If there was one type of story that the Victorians enjoyed as much as a good crime story, it was a tale of romance.
Indeed, sentimentality was a trait that featured time and time again in Victorian newspaper articles.
And, if a tale of romance could be tinged with tragedy, then so much the better for the Victorian reading public!
One such story, that delivered just the right mix of romance and tragedy appeared in many newspapers in March, 1889.
The following version of the story is from The Shields Daily Gazette, of Friday, 15th March, 1889:-
MARRIAGE AND DEATH ON A SLEIGH
A REMARKABLE STORY
“Canadian mail news to hand brings a report of an extraordinary marriage, followed immediately after by the death of the bridegroom, the story being one of love, constancy, death, and mystery.
Mr Ralph B. Husson, the son of a gentleman of a large estate in England, having a mansion in Brighton, and a town residence in Loudon, went out to Canada two years ago for the benefit of his health, and resided at Montreal, where he fell in love with Miss Mary Mulcahy, who is described as a simple and modest girl.
He pressed the young lady to marry him and accompany him to England, but the mother objected on the ground of her youth, and he returned to London last year.
HIS HEALTH GREW WORSE
Shortly after, Husson fell into a decline.
The best physicians were consulted, and he was told that he must take the utmost care of himself.
He corresponded regularly with his fiancee, and the marriage was fixed for today, the 15th of March.
But the decline deepened, and Mr Husson, feeling that his end was approaching, determined to brave the winter storms of the Atlantic and go out to marry the young lady.
HE WOULD NOT SURVIVE THE VOYAGE
In vain, it is stated, the father, who idolised his son, dissuaded, and the family doctor warned him that he would not survive the voyage.
He was not to be denied.
HE HEADED FOR NEW YORK
Early last month, accompanied by his father, the doctor, a priest, and a friend of the family, he started from England for New York, and arrived there after a rough voyage.
Mr. Husson was in a dying state, and Miss Mulcahy was telegraphed to at Montreal to be sure and meet the New York train at Bonaventura Station, as Mr Husson was going to be on there.
Miss Mulcahy did so, and she found Husson as pale as death.
AN AFFECTING MEETING
The meeting between the lovers was affecting.
The party got into sleighs, and were driving off to Mrs Mulcahy’s house when Husson became livid, and gasped for breath.
THEY WERE MARRIED IN THE SLEIGH
It was felt that he was dying, and in that solemn and tragic moment, he motioned that the priest should many them.
Miss Mulcahy, who was greatly overcome, consented, and there, in the open sleigh, in the cold air, “without,” as the account says, “altar or flowers,” Mr Husson and Miss Mulcahy were made man and wife.
Two minutes afterwards, Mr Husson fell back in the sleigh dead.
DETAILS OF WHAT TRANSPIRED
Mrs. Mulcahy, the bride’s mother, gave details reluctantly.

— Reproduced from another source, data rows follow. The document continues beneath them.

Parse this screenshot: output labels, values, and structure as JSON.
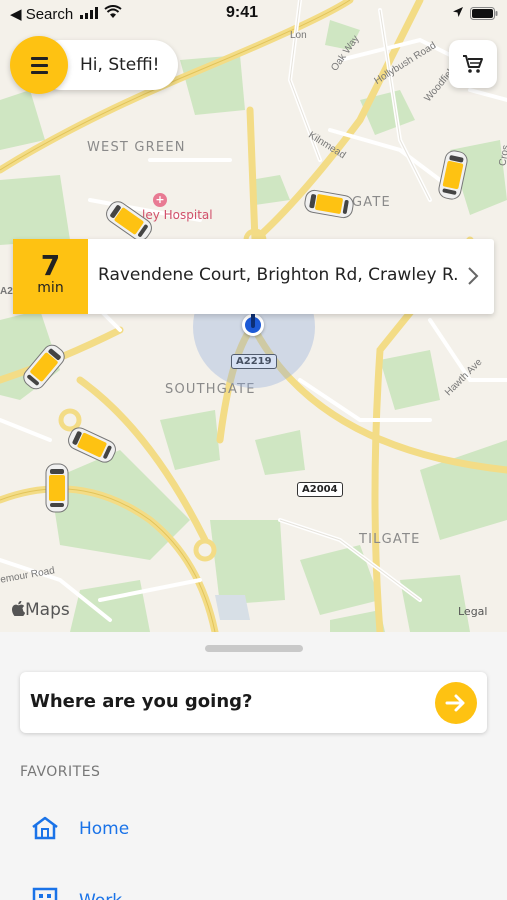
{
  "status_bar": {
    "back_label": "◀ Search",
    "time": "9:41"
  },
  "greeting": "Hi, Steffi!",
  "eta": {
    "minutes": "7",
    "unit": "min",
    "address": "Ravendene Court, Brighton Rd, Crawley R..."
  },
  "map": {
    "areas": {
      "west_green": "WEST GREEN",
      "southgate": "SOUTHGATE",
      "tilgate": "TILGATE",
      "gate_partial": "GATE"
    },
    "hospital": "ley Hospital",
    "roads": {
      "oak_way": "Oak Way",
      "hollybush": "Hollybush Road",
      "woodfield": "Woodfield Road",
      "kilnmead": "Kilnmead",
      "hawth": "Hawth Ave",
      "mour": "emour Road",
      "a22": "A2",
      "cros": "Cros",
      "lon": "Lon"
    },
    "shields": {
      "a2219": "A2219",
      "a2004": "A2004"
    },
    "logo": "Maps",
    "legal": "Legal"
  },
  "search": {
    "placeholder": "Where are you going?"
  },
  "favorites": {
    "title": "FAVORITES",
    "items": [
      {
        "label": "Home",
        "icon": "home-icon"
      },
      {
        "label": "Work",
        "icon": "work-icon"
      }
    ]
  },
  "colors": {
    "accent": "#fec212",
    "link": "#1a73e8",
    "pin": "#1d5ad6"
  }
}
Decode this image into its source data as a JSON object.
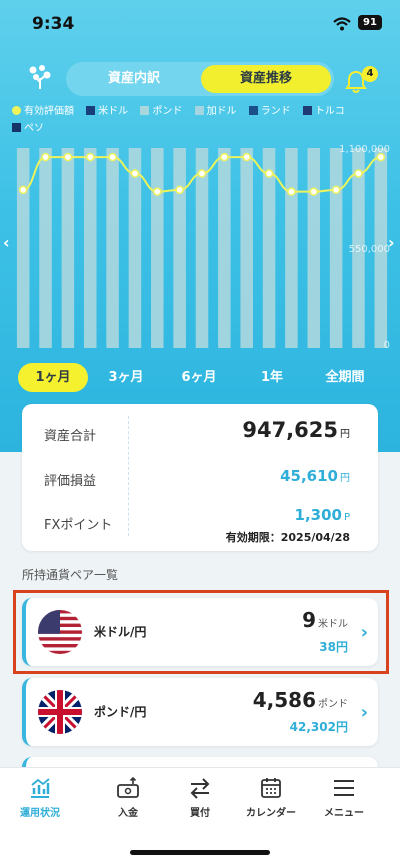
{
  "status_bar": {
    "time": "9:34",
    "battery": "91"
  },
  "header": {
    "tabs": [
      {
        "label": "資産内訳",
        "active": false
      },
      {
        "label": "資産推移",
        "active": true
      }
    ],
    "notification_count": "4"
  },
  "chart_data": {
    "type": "bar",
    "categories": [
      "",
      "",
      "",
      "",
      "",
      "",
      "",
      "",
      "",
      "",
      "",
      "",
      "",
      "",
      "",
      "",
      ""
    ],
    "series": [
      {
        "name": "有効評価額",
        "kind": "line",
        "color": "#eef35c",
        "values": [
          870000,
          1050000,
          1050000,
          1050000,
          1050000,
          960000,
          860000,
          870000,
          960000,
          1050000,
          1050000,
          960000,
          860000,
          860000,
          870000,
          960000,
          1050000
        ]
      },
      {
        "name": "米ドル",
        "color": "#1a3e7a"
      },
      {
        "name": "ポンド",
        "color": "#a9d7de",
        "values": [
          1100000,
          1100000,
          1100000,
          1100000,
          1100000,
          1100000,
          1100000,
          1100000,
          1100000,
          1100000,
          1100000,
          1100000,
          1100000,
          1100000,
          1100000,
          1100000,
          1100000
        ]
      },
      {
        "name": "加ドル",
        "color": "#a5d5e0"
      },
      {
        "name": "ランド",
        "color": "#1b4f8a"
      },
      {
        "name": "トルコ",
        "color": "#1d3b72"
      },
      {
        "name": "ペソ",
        "color": "#153366"
      }
    ],
    "y_ticks": [
      "1,100,000",
      "550,000",
      "0"
    ],
    "ylim": [
      0,
      1100000
    ],
    "grid": false,
    "legend_position": "top"
  },
  "periods": [
    {
      "label": "1ヶ月",
      "active": true
    },
    {
      "label": "3ヶ月",
      "active": false
    },
    {
      "label": "6ヶ月",
      "active": false
    },
    {
      "label": "1年",
      "active": false
    },
    {
      "label": "全期間",
      "active": false
    }
  ],
  "summary": {
    "total_label": "資産合計",
    "total_value": "947,625",
    "total_unit": "円",
    "pl_label": "評価損益",
    "pl_value": "45,610",
    "pl_unit": "円",
    "fx_label": "FXポイント",
    "fx_value": "1,300",
    "fx_unit": "P",
    "expiry": "有効期限：2025/04/28"
  },
  "section_title": "所持通貨ペア一覧",
  "pairs": [
    {
      "name": "米ドル/円",
      "qty": "9",
      "qty_unit": "米ドル",
      "value": "38",
      "value_unit": "円",
      "flag": "us-flag-icon"
    },
    {
      "name": "ポンド/円",
      "qty": "4,586",
      "qty_unit": "ポンド",
      "value": "42,302",
      "value_unit": "円",
      "flag": "uk-flag-icon"
    }
  ],
  "bottom_nav": [
    {
      "label": "運用状況",
      "icon": "portfolio-chart-icon",
      "active": true
    },
    {
      "label": "入金",
      "icon": "deposit-icon",
      "active": false
    },
    {
      "label": "買付",
      "icon": "exchange-arrows-icon",
      "active": false
    },
    {
      "label": "カレンダー",
      "icon": "calendar-icon",
      "active": false
    },
    {
      "label": "メニュー",
      "icon": "hamburger-menu-icon",
      "active": false
    }
  ]
}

The two were married, she said, just as the party came out of the railway station.
Husson’s father, she said, is one of the richest men in London, and would allow the young widow an income to keep her.
THE MYSTERY OF THE CORPSE
Mrs. Mulcahy added that she knew nothing about the corpse, but she supposed that the father took it home to England.
He had been angry because the bride would not go back to England with him, and told her mother nothing.
No intelligence of the removal of the body could be gained at the railway stations, and the deceased’s name could not be found in the list of burials, though it was explained that there could be an interment the “Cotes des Neiges” Cemetery without the death being first registered and the three days allowed for notice of same had not expired at the time that the inquiries were made.
NO UNDERTAKERS HAD BEEN INVOLVED
Seven of the leading undertakers had been questioned, but not one of them had supplied a coffin for the person named, and extreme anxiety was shown to know what had become of the body of Mr. Husson.
The marriage and death were advertised in the Gazette Montreal as having taken place on the 25th February, the wedding notice stating that it took place at the bride’s home, but this is denied.
A detective was engaged in the case.”